Below is a block of records; repeat all of them exactly.

● Information
.....
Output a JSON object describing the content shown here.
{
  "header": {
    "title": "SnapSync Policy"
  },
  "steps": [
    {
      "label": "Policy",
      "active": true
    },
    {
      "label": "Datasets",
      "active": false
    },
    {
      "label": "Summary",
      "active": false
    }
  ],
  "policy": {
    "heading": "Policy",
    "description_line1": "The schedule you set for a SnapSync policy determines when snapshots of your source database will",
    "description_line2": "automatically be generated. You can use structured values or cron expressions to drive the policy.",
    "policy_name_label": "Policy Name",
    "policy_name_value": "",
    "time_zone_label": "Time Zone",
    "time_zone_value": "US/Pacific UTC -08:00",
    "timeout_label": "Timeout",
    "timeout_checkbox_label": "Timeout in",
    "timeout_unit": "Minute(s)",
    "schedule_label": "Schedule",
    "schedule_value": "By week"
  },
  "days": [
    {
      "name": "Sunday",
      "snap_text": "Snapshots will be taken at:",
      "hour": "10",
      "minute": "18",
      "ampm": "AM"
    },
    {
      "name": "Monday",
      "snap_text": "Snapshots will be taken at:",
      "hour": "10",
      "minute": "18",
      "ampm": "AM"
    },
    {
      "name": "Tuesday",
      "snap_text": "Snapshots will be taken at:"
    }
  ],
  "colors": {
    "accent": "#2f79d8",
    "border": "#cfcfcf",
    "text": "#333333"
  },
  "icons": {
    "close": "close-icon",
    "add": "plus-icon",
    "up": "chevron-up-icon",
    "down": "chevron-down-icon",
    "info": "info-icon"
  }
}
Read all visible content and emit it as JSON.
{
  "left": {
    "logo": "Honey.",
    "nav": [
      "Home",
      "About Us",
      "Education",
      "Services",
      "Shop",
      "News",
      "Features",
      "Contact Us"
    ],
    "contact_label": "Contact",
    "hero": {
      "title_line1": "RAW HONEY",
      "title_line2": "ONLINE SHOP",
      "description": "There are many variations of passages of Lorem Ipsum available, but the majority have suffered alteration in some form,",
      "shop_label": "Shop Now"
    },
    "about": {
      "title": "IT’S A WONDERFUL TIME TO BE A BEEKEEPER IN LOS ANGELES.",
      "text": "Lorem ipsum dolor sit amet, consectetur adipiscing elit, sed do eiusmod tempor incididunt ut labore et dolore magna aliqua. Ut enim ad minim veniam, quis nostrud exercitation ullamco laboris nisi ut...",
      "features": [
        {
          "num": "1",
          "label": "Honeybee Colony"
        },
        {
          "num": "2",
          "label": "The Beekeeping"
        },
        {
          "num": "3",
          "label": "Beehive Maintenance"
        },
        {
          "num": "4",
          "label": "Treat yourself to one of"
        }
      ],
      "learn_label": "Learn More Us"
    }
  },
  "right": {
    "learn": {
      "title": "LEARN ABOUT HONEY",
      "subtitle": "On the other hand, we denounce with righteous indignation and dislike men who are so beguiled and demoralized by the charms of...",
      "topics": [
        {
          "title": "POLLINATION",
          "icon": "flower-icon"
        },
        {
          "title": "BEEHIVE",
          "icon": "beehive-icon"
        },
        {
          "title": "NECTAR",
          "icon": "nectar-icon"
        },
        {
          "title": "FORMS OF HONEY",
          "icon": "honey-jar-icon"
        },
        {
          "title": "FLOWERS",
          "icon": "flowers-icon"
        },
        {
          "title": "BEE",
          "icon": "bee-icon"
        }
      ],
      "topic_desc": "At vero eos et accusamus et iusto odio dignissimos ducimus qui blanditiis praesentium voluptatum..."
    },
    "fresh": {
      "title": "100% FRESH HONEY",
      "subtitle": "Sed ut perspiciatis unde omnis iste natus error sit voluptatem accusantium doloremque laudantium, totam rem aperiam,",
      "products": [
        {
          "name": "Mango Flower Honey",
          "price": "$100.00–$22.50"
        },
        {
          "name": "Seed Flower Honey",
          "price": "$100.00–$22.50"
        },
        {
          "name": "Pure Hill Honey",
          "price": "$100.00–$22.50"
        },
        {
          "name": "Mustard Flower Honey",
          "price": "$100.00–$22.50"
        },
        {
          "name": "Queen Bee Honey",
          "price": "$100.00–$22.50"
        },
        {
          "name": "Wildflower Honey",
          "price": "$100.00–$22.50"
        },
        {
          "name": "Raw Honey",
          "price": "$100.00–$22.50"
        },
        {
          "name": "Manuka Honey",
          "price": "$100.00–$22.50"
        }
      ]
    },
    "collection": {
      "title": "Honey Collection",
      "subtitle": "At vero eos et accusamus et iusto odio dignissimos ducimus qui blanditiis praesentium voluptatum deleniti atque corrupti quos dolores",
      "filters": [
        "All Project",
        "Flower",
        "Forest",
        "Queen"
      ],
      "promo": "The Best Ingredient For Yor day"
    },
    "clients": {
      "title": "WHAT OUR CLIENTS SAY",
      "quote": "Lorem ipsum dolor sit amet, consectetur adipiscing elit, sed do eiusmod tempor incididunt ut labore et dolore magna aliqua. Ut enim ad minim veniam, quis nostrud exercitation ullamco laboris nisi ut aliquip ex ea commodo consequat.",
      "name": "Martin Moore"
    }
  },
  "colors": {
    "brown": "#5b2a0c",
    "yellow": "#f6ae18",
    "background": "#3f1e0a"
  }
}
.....
● Solution to this problem
Output a JSON object describing the content shown here.
{
  "header": {
    "title": "SnapSync Policy"
  },
  "steps": [
    {
      "label": "Policy",
      "active": true
    },
    {
      "label": "Datasets",
      "active": false
    },
    {
      "label": "Summary",
      "active": false
    }
  ],
  "policy": {
    "heading": "Policy",
    "description_line1": "The schedule you set for a SnapSync policy determines when snapshots of your source database will",
    "description_line2": "automatically be generated. You can use structured values or cron expressions to drive the policy.",
    "policy_name_label": "Policy Name",
    "policy_name_value": "",
    "time_zone_label": "Time Zone",
    "time_zone_value": "US/Pacific UTC -08:00",
    "timeout_label": "Timeout",
    "timeout_checkbox_label": "Timeout in",
    "timeout_unit": "Minute(s)",
    "schedule_label": "Schedule",
    "schedule_value": "By week"
  },
  "days": [
    {
      "name": "Sunday",
      "snap_text": "Snapshots will be taken at:",
      "hour": "10",
      "minute": "18",
      "ampm": "AM"
    },
    {
      "name": "Monday",
      "snap_text": "Snapshots will be taken at:",
      "hour": "10",
      "minute": "18",
      "ampm": "AM"
    },
    {
      "name": "Tuesday",
      "snap_text": "Snapshots will be taken at:"
    }
  ],
  "colors": {
    "accent": "#2f79d8",
    "border": "#cfcfcf",
    "text": "#333333"
  },
  "icons": {
    "close": "close-icon",
    "add": "plus-icon",
    "up": "chevron-up-icon",
    "down": "chevron-down-icon",
    "info": "info-icon"
  }
}
Read all visible content and emit it as JSON.
{
  "left": {
    "logo": "Honey.",
    "nav": [
      "Home",
      "About Us",
      "Education",
      "Services",
      "Shop",
      "News",
      "Features",
      "Contact Us"
    ],
    "contact_label": "Contact",
    "hero": {
      "title_line1": "RAW HONEY",
      "title_line2": "ONLINE SHOP",
      "description": "There are many variations of passages of Lorem Ipsum available, but the majority have suffered alteration in some form,",
      "shop_label": "Shop Now"
    },
    "about": {
      "title": "IT’S A WONDERFUL TIME TO BE A BEEKEEPER IN LOS ANGELES.",
      "text": "Lorem ipsum dolor sit amet, consectetur adipiscing elit, sed do eiusmod tempor incididunt ut labore et dolore magna aliqua. Ut enim ad minim veniam, quis nostrud exercitation ullamco laboris nisi ut...",
      "features": [
        {
          "num": "1",
          "label": "Honeybee Colony"
        },
        {
          "num": "2",
          "label": "The Beekeeping"
        },
        {
          "num": "3",
          "label": "Beehive Maintenance"
        },
        {
          "num": "4",
          "label": "Treat yourself to one of"
        }
      ],
      "learn_label": "Learn More Us"
    }
  },
  "right": {
    "learn": {
      "title": "LEARN ABOUT HONEY",
      "subtitle": "On the other hand, we denounce with righteous indignation and dislike men who are so beguiled and demoralized by the charms of...",
      "topics": [
        {
          "title": "POLLINATION",
          "icon": "flower-icon"
        },
        {
          "title": "BEEHIVE",
          "icon": "beehive-icon"
        },
        {
          "title": "NECTAR",
          "icon": "nectar-icon"
        },
        {
          "title": "FORMS OF HONEY",
          "icon": "honey-jar-icon"
        },
        {
          "title": "FLOWERS",
          "icon": "flowers-icon"
        },
        {
          "title": "BEE",
          "icon": "bee-icon"
        }
      ],
      "topic_desc": "At vero eos et accusamus et iusto odio dignissimos ducimus qui blanditiis praesentium voluptatum..."
    },
    "fresh": {
      "title": "100% FRESH HONEY",
      "subtitle": "Sed ut perspiciatis unde omnis iste natus error sit voluptatem accusantium doloremque laudantium, totam rem aperiam,",
      "products": [
        {
          "name": "Mango Flower Honey",
          "price": "$100.00–$22.50"
        },
        {
          "name": "Seed Flower Honey",
          "price": "$100.00–$22.50"
        },
        {
          "name": "Pure Hill Honey",
          "price": "$100.00–$22.50"
        },
        {
          "name": "Mustard Flower Honey",
          "price": "$100.00–$22.50"
        },
        {
          "name": "Queen Bee Honey",
          "price": "$100.00–$22.50"
        },
        {
          "name": "Wildflower Honey",
          "price": "$100.00–$22.50"
        },
        {
          "name": "Raw Honey",
          "price": "$100.00–$22.50"
        },
        {
          "name": "Manuka Honey",
          "price": "$100.00–$22.50"
        }
      ]
    },
    "collection": {
      "title": "Honey Collection",
      "subtitle": "At vero eos et accusamus et iusto odio dignissimos ducimus qui blanditiis praesentium voluptatum deleniti atque corrupti quos dolores",
      "filters": [
        "All Project",
        "Flower",
        "Forest",
        "Queen"
      ],
      "promo": "The Best Ingredient For Yor day"
    },
    "clients": {
      "title": "WHAT OUR CLIENTS SAY",
      "quote": "Lorem ipsum dolor sit amet, consectetur adipiscing elit, sed do eiusmod tempor incididunt ut labore et dolore magna aliqua. Ut enim ad minim veniam, quis nostrud exercitation ullamco laboris nisi ut aliquip ex ea commodo consequat.",
      "name": "Martin Moore"
    }
  },
  "colors": {
    "brown": "#5b2a0c",
    "yellow": "#f6ae18",
    "background": "#3f1e0a"
  }
}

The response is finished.